The Van's located in Belmont on the Peninsula. The Van's has been a Bay Area tradition since 1947. It offers a fabulous view of the bay as it is situated on the Belmont hillside. The Van's offers a variety of menu options, but features some excellent Italian dishes. The food is good and the service is attentive at The Van's. If you choose to dine here, I definitely recommend reservations.
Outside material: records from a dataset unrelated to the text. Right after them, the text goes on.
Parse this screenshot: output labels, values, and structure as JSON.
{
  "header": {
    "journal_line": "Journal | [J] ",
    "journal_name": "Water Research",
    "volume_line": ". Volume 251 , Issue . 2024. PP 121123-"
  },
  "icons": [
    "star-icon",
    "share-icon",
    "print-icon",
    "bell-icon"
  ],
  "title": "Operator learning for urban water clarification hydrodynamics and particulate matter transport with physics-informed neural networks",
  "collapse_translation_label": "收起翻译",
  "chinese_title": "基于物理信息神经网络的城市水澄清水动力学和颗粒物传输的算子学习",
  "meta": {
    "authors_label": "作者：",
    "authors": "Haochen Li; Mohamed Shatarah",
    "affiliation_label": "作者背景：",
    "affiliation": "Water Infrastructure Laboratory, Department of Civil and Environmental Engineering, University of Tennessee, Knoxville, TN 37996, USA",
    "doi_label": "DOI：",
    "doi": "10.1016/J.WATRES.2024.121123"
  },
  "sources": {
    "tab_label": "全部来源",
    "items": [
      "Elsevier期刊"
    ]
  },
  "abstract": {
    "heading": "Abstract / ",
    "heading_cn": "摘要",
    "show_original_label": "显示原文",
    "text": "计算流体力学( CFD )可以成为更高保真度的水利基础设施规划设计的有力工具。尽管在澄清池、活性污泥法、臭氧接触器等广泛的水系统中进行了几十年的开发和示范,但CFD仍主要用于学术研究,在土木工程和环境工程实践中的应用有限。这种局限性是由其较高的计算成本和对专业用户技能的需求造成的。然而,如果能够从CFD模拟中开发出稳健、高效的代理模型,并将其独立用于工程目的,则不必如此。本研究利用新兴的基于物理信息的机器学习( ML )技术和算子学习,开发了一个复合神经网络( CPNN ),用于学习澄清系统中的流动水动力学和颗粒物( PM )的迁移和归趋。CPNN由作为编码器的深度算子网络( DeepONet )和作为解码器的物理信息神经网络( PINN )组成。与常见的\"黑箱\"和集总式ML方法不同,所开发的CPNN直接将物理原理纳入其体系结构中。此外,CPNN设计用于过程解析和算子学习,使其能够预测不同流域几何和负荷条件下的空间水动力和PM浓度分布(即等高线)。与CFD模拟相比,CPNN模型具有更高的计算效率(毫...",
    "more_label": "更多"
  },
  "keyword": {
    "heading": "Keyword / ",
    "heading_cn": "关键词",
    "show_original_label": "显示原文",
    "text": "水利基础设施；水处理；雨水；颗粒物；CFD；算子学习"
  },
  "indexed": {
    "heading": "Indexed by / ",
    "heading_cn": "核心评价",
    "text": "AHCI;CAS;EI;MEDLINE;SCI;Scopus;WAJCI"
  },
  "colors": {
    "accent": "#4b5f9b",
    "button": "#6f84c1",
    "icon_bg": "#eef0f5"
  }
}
I love Italian food, and there are many great Italian restaurants in the Bay Area. One of my favorites is La Tosca in San Carlos. La Tosca is a small neighborhood restaurant located in the town center of San Carlos. It is on a street lined with other local restaurants and small shops. It offers intimate dining, outstanding food, and excellent service. They also offer live music a couple of nights a week, adding to the romantic ambiance of the restaurant. La Tosca was recently voted one of the Top 10 Bay Area Italian Restaurants by diners on, an online restaurant reservation service. Use to make your reservations, especially on the weekend.

Another Italian dining gem is located further down the Peninsula in Palo Alto. Osteria is another small neighborhood restaurant with excellent food and attentive service. The ambiance is a little more energetic than La Tosca, but enjoyable nonetheless. Reservations are a must at Osteria, even during the week.

Okay, so the Elephant Bar is a chain, but an interesting one featuring Pacific Rim cuisine and good service. I've eaten a couple of times at the one in Burlingame on Old Bayshore Highway (near can seen the planes take off and land). The food is all made fresh and they do go out of their way to make sure you leave happy. On a visit there, I ordered a Mahi Mahi sandwich with a fruit based salsa. I didn't like it and barely ate any of it, but I did eat my french fries (potatoes are my favorite food.) When the server came to check on us, he noticed that my sandwhich was barely touched. He offered to get me something else, I said he didn't need to as it was my fault for not liking what I ordered (I don't think I'd had Mahi Mahi before, so it was the taste of the fish). The server insisted and I opted for the veggie burger (a much better choice and what I should've gotten to begin with). The veggie burger came out quickly and with fresh fries (double fries, score!) We also didn't get charged for the first burger I didn't like, which I totally was not the server got a big tip. The decor of the Elephant Bar is interesting, it's jungle oriented...but not at all Rainforest Cafe.

Fish and Chips from Neptune's Palace.

View from Neptune's Palace at Pier 39.

As I've mentioned in other posts, I like eating at Neptune's Palace at Pier 39 in the city. There are so many other great restaurants to explore I'd like to be able to try a new one each trip, but that doesn't always work out. While I do eat seafood on occasion, I try to stick to a vegetarian diet. So, on one of my trips to the San Francisco I really wanted to try the famous Greens vegetarian restaurant. My boyfriend took me there for my birthday lunch...he's not a vegetarian, so I appreciated him taking one for the team by eating a meatless meal. Greens is located at Fort Mason in the marina district of San has a great view, as do many of the restaurants located along the water. I must say, I was somewhat disappointed by my meal...the food didn't live up to the hype, although the presentation was very good. Although it was not a bad just wasn't a fantastic one, either. I wouldn't rule out trying it again, although it might be a tough sell getting the BF there again. There are many other vegetarian restaurants in the Bay Area, so Greens is not the only option.

Remains of lunch at Greens.

View from Greens.

When visiting the Bay Area I do try really hard not to eat at chain restaurants; however, sometimes it can't be helped. Definitely go out and explore the neighborhoods, because you never know what great places you may find to eat.

NOTE: Post updated with photos, 1-26-09